First, let me get my complaints on the table, because they're fairly minor. Bendis is obviously going to have to resolve, in fairly short order, how the original X-Men go from lost in the Ultimate Universe to holding classes in outer space with Professor Kitty. Bendis actually has two issues of "All-New X-Men" left to tell that story before it has its first cross-over issue (in issue #38), but it's still weird to see them here given where they are in their own book at the moment. Moreover, I have to say that I was really disappointed with the art. Some of it is beautiful, like the scenes on Viscardi. Some of it, however, is just horribly rushed. I'm not Anka's biggest fan, but it's not entirely his fault. He and McGuinness have very different styles, and the transition between the two of them is jarring, to say the least. The number of inkers doesn't help matters, given us a larger number of combinations than advisable if you're trying to keep a consistent art style. (That said, Rocket riding Lockheed is pretty much the greatest thing to happen in comics ever.)
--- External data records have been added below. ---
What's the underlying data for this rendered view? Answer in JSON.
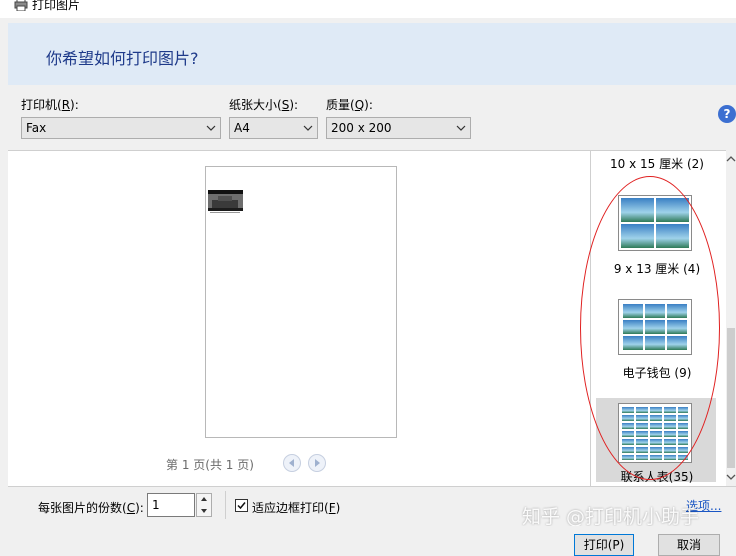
{
  "window": {
    "title": "打印图片"
  },
  "header": {
    "title": "你希望如何打印图片?"
  },
  "controls": {
    "printer": {
      "label": "打印机(",
      "key": "R",
      "label_end": "):",
      "value": "Fax"
    },
    "paper_size": {
      "label": "纸张大小(",
      "key": "S",
      "label_end": "):",
      "value": "A4"
    },
    "quality": {
      "label": "质量(",
      "key": "Q",
      "label_end": "):",
      "value": "200 x 200"
    },
    "help": "?"
  },
  "preview": {
    "page_info": "第 1 页(共 1 页)"
  },
  "layouts": {
    "items": [
      {
        "label": "10 x 15 厘米 (2)"
      },
      {
        "label": "9 x 13 厘米 (4)"
      },
      {
        "label": "电子钱包 (9)"
      },
      {
        "label": "联系人表(35)"
      }
    ],
    "selected_index": 3,
    "highlight_color": "#e02020"
  },
  "footer": {
    "copies_label": "每张图片的份数(",
    "copies_key": "C",
    "copies_label_end": "):",
    "copies_value": "1",
    "fit_label": "适应边框打印(",
    "fit_key": "F",
    "fit_label_end": ")",
    "fit_checked": true,
    "options": "选项..."
  },
  "buttons": {
    "print": "打印(P)",
    "cancel": "取消"
  },
  "watermark": "知乎 @打印机小助手"
}
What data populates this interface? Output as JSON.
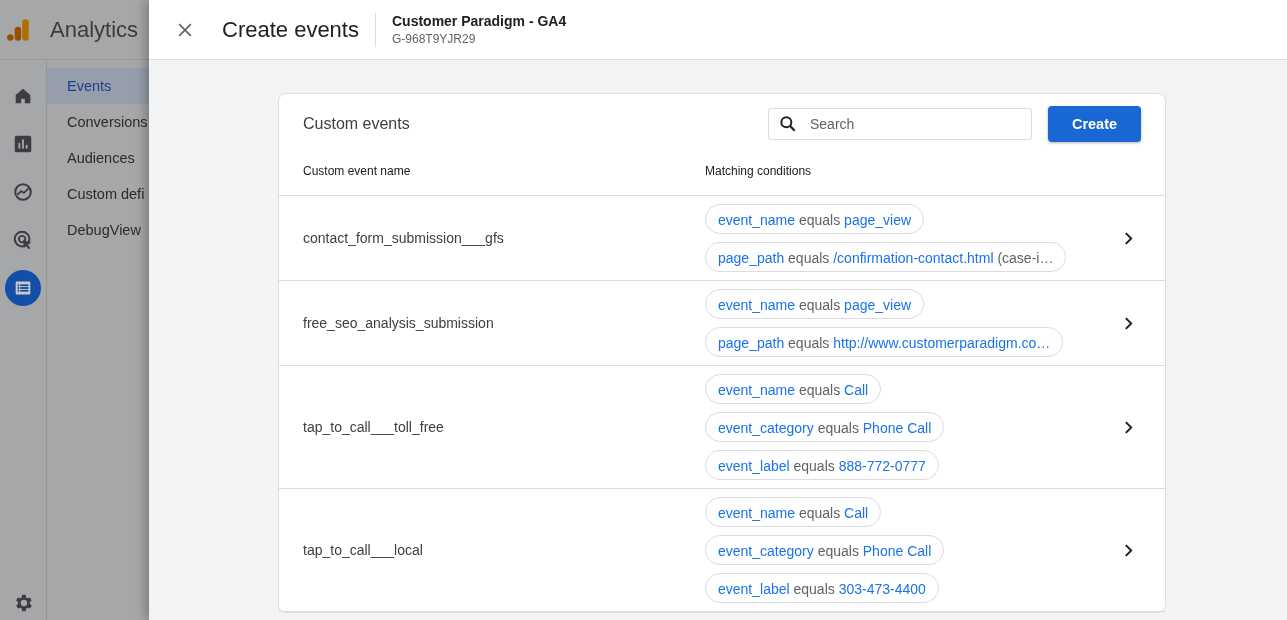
{
  "app": {
    "title": "Analytics",
    "rail": [
      {
        "selected": false
      },
      {
        "selected": false
      },
      {
        "selected": false
      },
      {
        "selected": false
      },
      {
        "selected": true
      }
    ],
    "nav": [
      {
        "label": "Events",
        "selected": true
      },
      {
        "label": "Conversions",
        "selected": false
      },
      {
        "label": "Audiences",
        "selected": false
      },
      {
        "label": "Custom defi",
        "selected": false
      },
      {
        "label": "DebugView",
        "selected": false
      }
    ]
  },
  "panel": {
    "title": "Create events",
    "property": "Customer Paradigm - GA4",
    "property_id": "G-968T9YJR29"
  },
  "card": {
    "title": "Custom events",
    "search": {
      "placeholder": "Search"
    },
    "create_button": "Create",
    "columns": [
      "Custom event name",
      "Matching conditions"
    ],
    "rows": [
      {
        "name": "contact_form_submission___gfs",
        "conditions": [
          {
            "field": "event_name",
            "operator": "equals",
            "value": "page_view"
          },
          {
            "field": "page_path",
            "operator": "equals",
            "value": "/confirmation-contact.html",
            "suffix": "(case-i…"
          }
        ]
      },
      {
        "name": "free_seo_analysis_submission",
        "conditions": [
          {
            "field": "event_name",
            "operator": "equals",
            "value": "page_view"
          },
          {
            "field": "page_path",
            "operator": "equals",
            "value": "http://www.customerparadigm.co…"
          }
        ]
      },
      {
        "name": "tap_to_call___toll_free",
        "conditions": [
          {
            "field": "event_name",
            "operator": "equals",
            "value": "Call"
          },
          {
            "field": "event_category",
            "operator": "equals",
            "value": "Phone Call"
          },
          {
            "field": "event_label",
            "operator": "equals",
            "value": "888-772-0777"
          }
        ]
      },
      {
        "name": "tap_to_call___local",
        "conditions": [
          {
            "field": "event_name",
            "operator": "equals",
            "value": "Call"
          },
          {
            "field": "event_category",
            "operator": "equals",
            "value": "Phone Call"
          },
          {
            "field": "event_label",
            "operator": "equals",
            "value": "303-473-4400"
          }
        ]
      }
    ]
  }
}
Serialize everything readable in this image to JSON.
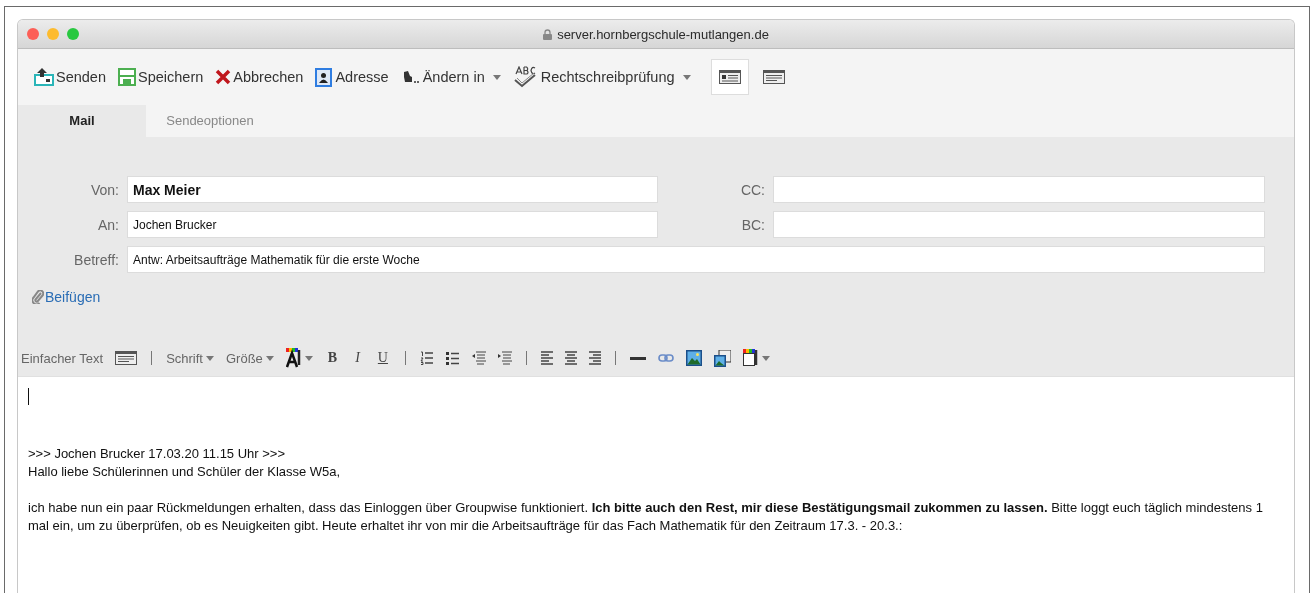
{
  "window": {
    "title": "server.hornbergschule-mutlangen.de"
  },
  "toolbar": [
    {
      "label": "Senden"
    },
    {
      "label": "Speichern"
    },
    {
      "label": "Abbrechen"
    },
    {
      "label": "Adresse"
    },
    {
      "label": "Ändern in"
    },
    {
      "label": "Rechtschreibprüfung"
    }
  ],
  "view_toggles": [
    {
      "selected": true
    },
    {
      "selected": false
    }
  ],
  "tabs": [
    {
      "label": "Mail",
      "selected": true
    },
    {
      "label": "Sendeoptionen",
      "selected": false
    }
  ],
  "address_fields": {
    "left": [
      {
        "label": "Von:",
        "value": "Max Meier"
      },
      {
        "label": "An:",
        "value": "Jochen Brucker"
      }
    ],
    "right": [
      {
        "label": "CC:"
      },
      {
        "label": "BC:"
      }
    ]
  },
  "subject": {
    "label": "Betreff:",
    "value": "Antw: Arbeitsaufträge Mathematik für die erste Woche"
  },
  "attach": {
    "label": "Beifügen"
  },
  "format_toolbar": [
    {
      "kind": "label",
      "text": "Einfacher Text"
    },
    {
      "kind": "icon"
    },
    {
      "kind": "separator"
    },
    {
      "kind": "menu",
      "text": "Schrift"
    },
    {
      "kind": "menu",
      "text": "Größe"
    },
    {
      "kind": "icon"
    },
    {
      "kind": "bold",
      "text": "B"
    },
    {
      "kind": "italic",
      "text": "I"
    },
    {
      "kind": "underline",
      "text": "U"
    },
    {
      "kind": "separator"
    },
    {
      "kind": "icon"
    },
    {
      "kind": "icon"
    },
    {
      "kind": "icon"
    },
    {
      "kind": "icon"
    },
    {
      "kind": "separator"
    },
    {
      "kind": "icon"
    },
    {
      "kind": "icon"
    },
    {
      "kind": "icon"
    },
    {
      "kind": "separator"
    },
    {
      "kind": "icon"
    },
    {
      "kind": "icon"
    },
    {
      "kind": "icon"
    },
    {
      "kind": "icon"
    },
    {
      "kind": "icon"
    }
  ],
  "body": [
    {
      "kind": "cursor"
    },
    {
      "kind": "blank"
    },
    {
      "kind": "text",
      "text": ">>> Jochen Brucker 17.03.20 11.15 Uhr >>>"
    },
    {
      "kind": "text",
      "text": "Hallo liebe Schülerinnen und Schüler der Klasse W5a,"
    },
    {
      "kind": "blank"
    },
    {
      "kind": "text",
      "text": "ich habe nun ein paar Rückmeldungen erhalten, dass das Einloggen über Groupwise funktioniert. **Ich bitte auch den Rest, mir diese Bestätigungsmail zukommen zu lassen.** Bitte loggt euch täglich mindestens 1 mal ein, um zu überprüfen, ob es Neuigkeiten gibt. Heute erhaltet ihr von mir die Arbeitsaufträge für das Fach Mathematik für den Zeitraum 17.3. - 20.3.:"
    }
  ]
}
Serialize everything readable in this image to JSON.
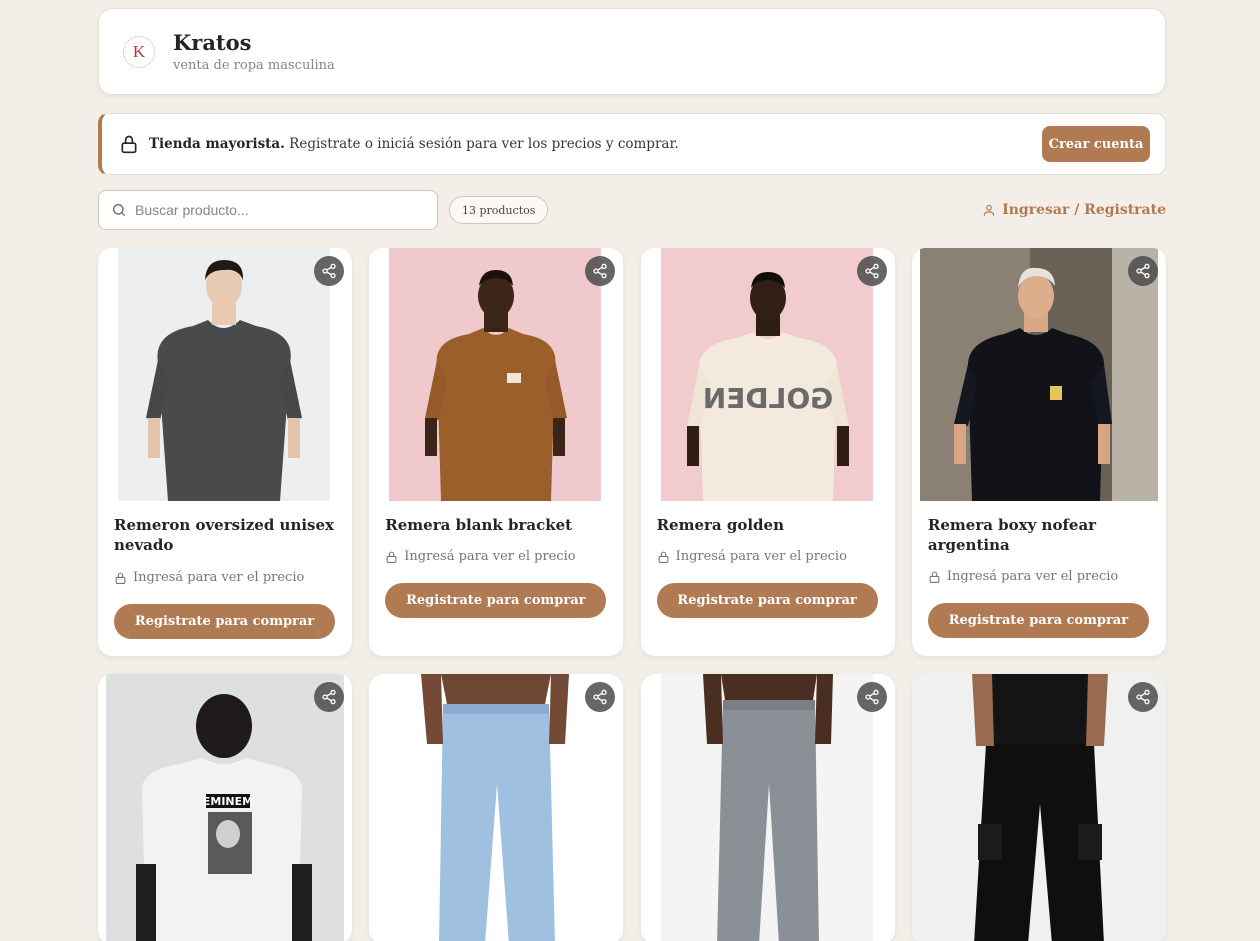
{
  "store": {
    "name": "Kratos",
    "tagline": "venta de ropa masculina",
    "logo_letter": "K"
  },
  "notice": {
    "bold": "Tienda mayorista.",
    "text": " Registrate o iniciá sesión para ver los precios y comprar.",
    "button": "Crear cuenta"
  },
  "search": {
    "placeholder": "Buscar producto...",
    "count": "13 productos",
    "login_label": "Ingresar / Registrate"
  },
  "products": [
    {
      "name": "Remeron oversized unisex nevado",
      "price_text": "Ingresá para ver el precio",
      "button": "Registrate para comprar"
    },
    {
      "name": "Remera blank bracket",
      "price_text": "Ingresá para ver el precio",
      "button": "Registrate para comprar"
    },
    {
      "name": "Remera golden",
      "price_text": "Ingresá para ver el precio",
      "button": "Registrate para comprar"
    },
    {
      "name": "Remera boxy nofear argentina",
      "price_text": "Ingresá para ver el precio",
      "button": "Registrate para comprar"
    }
  ],
  "image_texts": {
    "golden_print": "GOLDEN",
    "eminem_print": "EMINEM"
  },
  "colors": {
    "accent": "#b07a52",
    "background": "#f3efe8"
  }
}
Now, let's get to the good. Humphries uses flashbacks to the creation of the Black Vortex to great effect, showing how a Celestial created it at the request of a frustrated young Viscardi, named Gara, who hoped that her species would one day reach the stars. It seems clear that, when one submits to the Vortex, one becomes an idealized form on oneself. However, we learn that this version comes with incredible darkness, obvious from the destruction that occurs on Viscardi after Gara submits to the Vortex. It raises some interesting questions about the impact that it's going to have on Gamora, as she submits here to the Vortex for the power to fight off the Slaughter Lords (as the Squad is now called after getting their own Vortex-induced upgrades). Humphries doesn't answer why the Celestial granted this boon to Gara or if he knew that it would corrupt as completely as it clearly does. I hope that we get those answers in this event, since it really lies at the heart of the story.
In the present, Humphries picks up where we last saw Kitty and Peter, in "Legendary Star-Lord" #9, as they go about trying to steal the Black Vortex from J'Son. They successfully do so, but no longer for a lark: they overheard enough of J'Son's attempt to get Thane to submit to the Vortex to realize that it's dangerous. I'll note that we still don't know much about J'Son's plan; for example, we don't know what this "one job" that J'Son wants Thane to do for him is. But, it's enough to freak out Kitty and Peter, causing them to call for help from their respective teams. They also call in Hank to take a look at the Vortex, and Storm comes for the ride (and conveniently becomes the one to realize the Vortex's evil when she sees a reflection of herself as a goddess that goes Phoenix on a planet). At this point, the plan seems to play keep-away with the Lords, but I'm sure it'll get more complicated as we go.
In other words, Humphries establishes the threat, gets all the players on the same board, and maps out the initial phase of the story. Away we go!
*** (three of five stars)